Likewise, it’s a pity the quality of writing is also rather amateurish – the hero’s tongue is nowhere near as sharp as his sword. Swordbreaker comes from a Russian studio and there are often signs that English isn’t their native language. Also:Â actualÂ signs – text within the artwork, such as on signposts or written above doors, remains in Russian. Lots of sentences also end with multiple exclamation marks, resulting in a slack tone.
In fact, Swordbreaker is a lot more nonsensical than we initially imagined â€“ it doesn’t take itself seriously at all, with not one but two comical encounters that raised a grin.
If anything, its silly streak makes for a more memorable experience. Death scenes are additionally graphic and over the top, including the lead having their face ripped off by giant bugs, his eardrums shattered by a piercing shriek, and his head cleanly sliced (vertically!) in two. A nuclear explosion is another unfortunate ending.
But even with multiple endings to discover Swordbreaker is short-lived, with a typical run â€“ successful or otherwise – lasting around ten minutes. During our first hour of play we kept unlocking the same â€˜good’ ending, becoming stuck in a rut somewhat, but once finding paths through the castle’s underbelly we managed to see all the major endings with relative ease.
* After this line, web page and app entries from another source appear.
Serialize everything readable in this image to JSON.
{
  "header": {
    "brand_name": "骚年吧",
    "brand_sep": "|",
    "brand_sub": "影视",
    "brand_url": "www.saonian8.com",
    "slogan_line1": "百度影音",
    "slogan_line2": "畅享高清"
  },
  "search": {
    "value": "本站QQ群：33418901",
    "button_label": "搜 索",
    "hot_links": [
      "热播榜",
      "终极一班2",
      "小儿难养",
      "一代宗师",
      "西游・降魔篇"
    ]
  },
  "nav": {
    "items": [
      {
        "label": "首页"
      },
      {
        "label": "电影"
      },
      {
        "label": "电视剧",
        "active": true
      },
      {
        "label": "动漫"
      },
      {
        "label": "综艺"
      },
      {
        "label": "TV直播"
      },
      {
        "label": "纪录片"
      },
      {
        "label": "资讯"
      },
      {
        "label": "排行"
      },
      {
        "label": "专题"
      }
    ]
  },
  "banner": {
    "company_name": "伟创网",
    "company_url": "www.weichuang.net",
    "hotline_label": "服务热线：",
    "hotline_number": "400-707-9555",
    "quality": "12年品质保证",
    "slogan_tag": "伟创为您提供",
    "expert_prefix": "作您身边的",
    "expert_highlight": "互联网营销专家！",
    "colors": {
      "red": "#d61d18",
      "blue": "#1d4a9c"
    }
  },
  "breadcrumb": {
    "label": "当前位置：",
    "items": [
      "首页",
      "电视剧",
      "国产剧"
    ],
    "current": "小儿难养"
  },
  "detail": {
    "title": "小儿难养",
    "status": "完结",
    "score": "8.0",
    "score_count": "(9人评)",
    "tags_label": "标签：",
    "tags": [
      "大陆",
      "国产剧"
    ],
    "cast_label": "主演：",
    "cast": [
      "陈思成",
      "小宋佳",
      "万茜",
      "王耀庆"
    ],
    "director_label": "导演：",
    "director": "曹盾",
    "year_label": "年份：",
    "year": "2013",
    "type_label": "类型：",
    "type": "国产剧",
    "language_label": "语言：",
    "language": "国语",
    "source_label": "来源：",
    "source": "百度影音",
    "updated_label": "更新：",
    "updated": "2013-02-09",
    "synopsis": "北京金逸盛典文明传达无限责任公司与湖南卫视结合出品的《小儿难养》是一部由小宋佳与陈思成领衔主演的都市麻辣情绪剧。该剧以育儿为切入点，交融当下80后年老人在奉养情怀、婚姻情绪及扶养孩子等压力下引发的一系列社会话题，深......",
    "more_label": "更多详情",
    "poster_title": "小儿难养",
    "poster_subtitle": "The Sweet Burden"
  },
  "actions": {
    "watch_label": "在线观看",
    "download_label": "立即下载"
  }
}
That’s Swordbreaker in a nutshell â€“ it’s an easy-going experience, but only because it’s an extremely simple game. There isn’t much more to it than picking the right choices and learning from mistakes; it doesn’t test your mettle in any other way. That’s not to say it isn’t tense, however. It has its moments, especially when you’re down to your last life and have a mere 20% chance of picking the correct response.
If you’re up for something not too demanding, it’s likely you’ll discover some curiously compelling virtues here. Beware though, traveller, as these virtues are vastly simple pleasures.
Swordbreaker is published by Sometimes You and available on PC, PS4, Xbox One (reviewed) and PS Vita.